(Source records)
----
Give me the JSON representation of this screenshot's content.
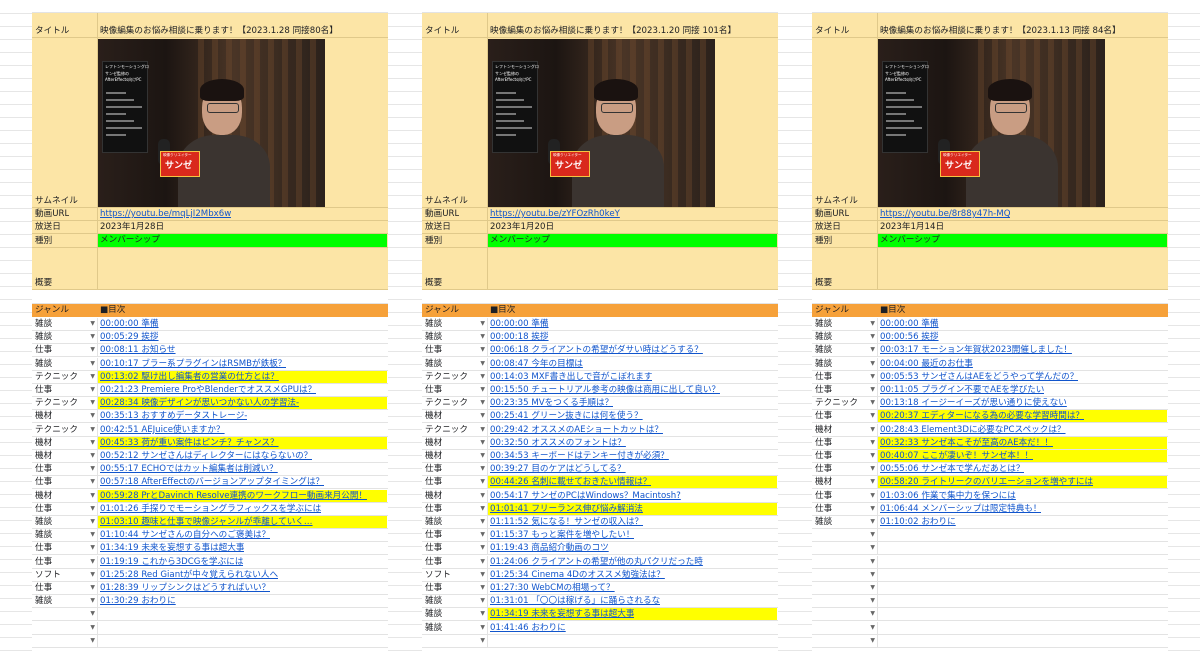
{
  "labels": {
    "title": "タイトル",
    "thumbnail": "サムネイル",
    "url": "動画URL",
    "date": "放送日",
    "kind": "種別",
    "summary": "概要",
    "genre": "ジャンル",
    "toc": "■目次"
  },
  "thumb_text": {
    "tag": "映像クリエイター",
    "name": "サンゼ",
    "banner": "レフトンモーショングロ",
    "sub1": "サンゼ監修の",
    "sub2": "AfterEffects向けPC"
  },
  "colors": {
    "yellow": "#fce5a6",
    "orange": "#f6a13a",
    "green": "#00ff00",
    "highlight": "#ffff00",
    "link": "#1155cc"
  },
  "panels": [
    {
      "title": "映像編集のお悩み相談に乗ります！【2023.1.28 同接80名】",
      "url": "https://youtu.be/mqLjI2Mbx6w",
      "date": "2023年1月28日",
      "kind": "メンバーシップ",
      "rows": [
        {
          "g": "雑談",
          "t": "00:00:00 準備",
          "h": false
        },
        {
          "g": "雑談",
          "t": "00:05:29 挨拶",
          "h": false
        },
        {
          "g": "仕事",
          "t": "00:08:11 お知らせ",
          "h": false
        },
        {
          "g": "雑談",
          "t": "00:10:17 ブラー系プラグインはRSMBが鉄板？",
          "h": false
        },
        {
          "g": "テクニック",
          "t": "00:13:02 駆け出し編集者の営業の仕方とは？",
          "h": true
        },
        {
          "g": "仕事",
          "t": "00:21:23 Premiere ProやBlenderでオススメGPUは？",
          "h": false
        },
        {
          "g": "テクニック",
          "t": "00:28:34 映像デザインが思いつかない人の学習法-",
          "h": true
        },
        {
          "g": "機材",
          "t": "00:35:13 おすすめデータストレージ-",
          "h": false
        },
        {
          "g": "テクニック",
          "t": "00:42:51 AEJuice使いますか？",
          "h": false
        },
        {
          "g": "機材",
          "t": "00:45:33 荷が重い案件はピンチ？チャンス？",
          "h": true
        },
        {
          "g": "機材",
          "t": "00:52:12 サンゼさんはディレクターにはならないの？",
          "h": false
        },
        {
          "g": "仕事",
          "t": "00:55:17 ECHOではカット編集者は削減い？",
          "h": false
        },
        {
          "g": "仕事",
          "t": "00:57:18 AfterEffectのバージョンアップタイミングは？",
          "h": false
        },
        {
          "g": "機材",
          "t": "00:59:28 PrとDavinch Resolve連携のワークフロー動画来月公開！",
          "h": true
        },
        {
          "g": "仕事",
          "t": "01:01:26 手探りでモーショングラフィックスを学ぶには",
          "h": false
        },
        {
          "g": "雑談",
          "t": "01:03:10 趣味と仕事で映像ジャンルが乖離していく…",
          "h": true
        },
        {
          "g": "雑談",
          "t": "01:10:44 サンゼさんの自分へのご褒美は？",
          "h": false
        },
        {
          "g": "仕事",
          "t": "01:34:19 未来を妄想する事は超大事",
          "h": false
        },
        {
          "g": "仕事",
          "t": "01:19:19 これから3DCGを学ぶには",
          "h": false
        },
        {
          "g": "ソフト",
          "t": "01:25:28 Red Giantが中々覚えられない人へ",
          "h": false
        },
        {
          "g": "仕事",
          "t": "01:28:39 リップシンクはどうすればいい？",
          "h": false
        },
        {
          "g": "雑談",
          "t": "01:30:29 おわりに",
          "h": false
        },
        {
          "g": "",
          "t": "",
          "h": false
        },
        {
          "g": "",
          "t": "",
          "h": false
        },
        {
          "g": "",
          "t": "",
          "h": false
        }
      ]
    },
    {
      "title": "映像編集のお悩み相談に乗ります！【2023.1.20 同接 101名】",
      "url": "https://youtu.be/zYFOzRh0keY",
      "date": "2023年1月20日",
      "kind": "メンバーシップ",
      "rows": [
        {
          "g": "雑談",
          "t": "00:00:00 準備",
          "h": false
        },
        {
          "g": "雑談",
          "t": "00:00:18 挨拶",
          "h": false
        },
        {
          "g": "仕事",
          "t": "00:06:18 クライアントの希望がダサい時はどうする？",
          "h": false
        },
        {
          "g": "雑談",
          "t": "00:08:47 今年の目標は",
          "h": false
        },
        {
          "g": "テクニック",
          "t": "00:14:03 MXF書き出しで音がこぼれます",
          "h": false
        },
        {
          "g": "仕事",
          "t": "00:15:50 チュートリアル参考の映像は商用に出して良い？",
          "h": false
        },
        {
          "g": "テクニック",
          "t": "00:23:35 MVをつくる手順は？",
          "h": false
        },
        {
          "g": "機材",
          "t": "00:25:41 グリーン抜きには何を使う？",
          "h": false
        },
        {
          "g": "テクニック",
          "t": "00:29:42 オススメのAEショートカットは？",
          "h": false
        },
        {
          "g": "機材",
          "t": "00:32:50 オススメのフォントは？",
          "h": false
        },
        {
          "g": "機材",
          "t": "00:34:53 キーボードはテンキー付きが必須？",
          "h": false
        },
        {
          "g": "仕事",
          "t": "00:39:27 目のケアはどうしてる？",
          "h": false
        },
        {
          "g": "仕事",
          "t": "00:44:26 名刺に載せておきたい情報は？",
          "h": true
        },
        {
          "g": "機材",
          "t": "00:54:17 サンゼのPCはWindows？Macintosh?",
          "h": false
        },
        {
          "g": "仕事",
          "t": "01:01:41 フリーランス伸び悩み解消法",
          "h": true
        },
        {
          "g": "雑談",
          "t": "01:11:52 気になる！サンゼの収入は？",
          "h": false
        },
        {
          "g": "仕事",
          "t": "01:15:37 もっと案件を増やしたい！",
          "h": false
        },
        {
          "g": "仕事",
          "t": "01:19:43 商品紹介動画のコツ",
          "h": false
        },
        {
          "g": "仕事",
          "t": "01:24:06 クライアントの希望が他の丸パクリだった時",
          "h": false
        },
        {
          "g": "ソフト",
          "t": "01:25:34 Cinema 4Dのオススメ勉強法は？",
          "h": false
        },
        {
          "g": "仕事",
          "t": "01:27:30 WebCMの相場って？",
          "h": false
        },
        {
          "g": "雑談",
          "t": "01:31:01 「〇〇は稼げる」に踊らされるな",
          "h": false
        },
        {
          "g": "雑談",
          "t": "01:34:19 未来を妄想する事は超大事",
          "h": true
        },
        {
          "g": "雑談",
          "t": "01:41:46 おわりに",
          "h": false
        },
        {
          "g": "",
          "t": "",
          "h": false
        }
      ]
    },
    {
      "title": "映像編集のお悩み相談に乗ります！【2023.1.13 同接 84名】",
      "url": "https://youtu.be/8r88y47h-MQ",
      "date": "2023年1月14日",
      "kind": "メンバーシップ",
      "rows": [
        {
          "g": "雑談",
          "t": "00:00:00 準備",
          "h": false
        },
        {
          "g": "雑談",
          "t": "00:00:56 挨拶",
          "h": false
        },
        {
          "g": "雑談",
          "t": "00:03:17 モーション年賀状2023開催しました！",
          "h": false
        },
        {
          "g": "雑談",
          "t": "00:04:00 最近のお仕事",
          "h": false
        },
        {
          "g": "仕事",
          "t": "00:05:53 サンゼさんはAEをどうやって学んだの？",
          "h": false
        },
        {
          "g": "仕事",
          "t": "00:11:05 プラグイン不要でAEを学びたい",
          "h": false
        },
        {
          "g": "テクニック",
          "t": "00:13:18 イージーイーズが思い通りに使えない",
          "h": false
        },
        {
          "g": "仕事",
          "t": "00:20:37 エディターになる為の必要な学習時間は？",
          "h": true
        },
        {
          "g": "機材",
          "t": "00:28:43 Element3Dに必要なPCスペックは？",
          "h": false
        },
        {
          "g": "仕事",
          "t": "00:32:33 サンゼ本こそが至高のAE本だ！！",
          "h": true
        },
        {
          "g": "仕事",
          "t": "00:40:07 ここが凄いぞ！サンゼ本！！",
          "h": true
        },
        {
          "g": "仕事",
          "t": "00:55:06 サンゼ本で学んだあとは？",
          "h": false
        },
        {
          "g": "機材",
          "t": "00:58:20 ライトリークのバリエーションを増やすには",
          "h": true
        },
        {
          "g": "仕事",
          "t": "01:03:06 作業で集中力を保つには",
          "h": false
        },
        {
          "g": "仕事",
          "t": "01:06:44 メンバーシップは限定特典も！",
          "h": false
        },
        {
          "g": "雑談",
          "t": "01:10:02 おわりに",
          "h": false
        },
        {
          "g": "",
          "t": "",
          "h": false
        },
        {
          "g": "",
          "t": "",
          "h": false
        },
        {
          "g": "",
          "t": "",
          "h": false
        },
        {
          "g": "",
          "t": "",
          "h": false
        },
        {
          "g": "",
          "t": "",
          "h": false
        },
        {
          "g": "",
          "t": "",
          "h": false
        },
        {
          "g": "",
          "t": "",
          "h": false
        },
        {
          "g": "",
          "t": "",
          "h": false
        },
        {
          "g": "",
          "t": "",
          "h": false
        }
      ]
    }
  ]
}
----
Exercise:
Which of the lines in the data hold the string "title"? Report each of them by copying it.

Answer to the problem:
    "title": "タイトル",
      "title": "映像編集のお悩み相談に乗ります！【2023.1.28 同接80名】",
      "title": "映像編集のお悩み相談に乗ります！【2023.1.20 同接 101名】",
      "title": "映像編集のお悩み相談に乗ります！【2023.1.13 同接 84名】",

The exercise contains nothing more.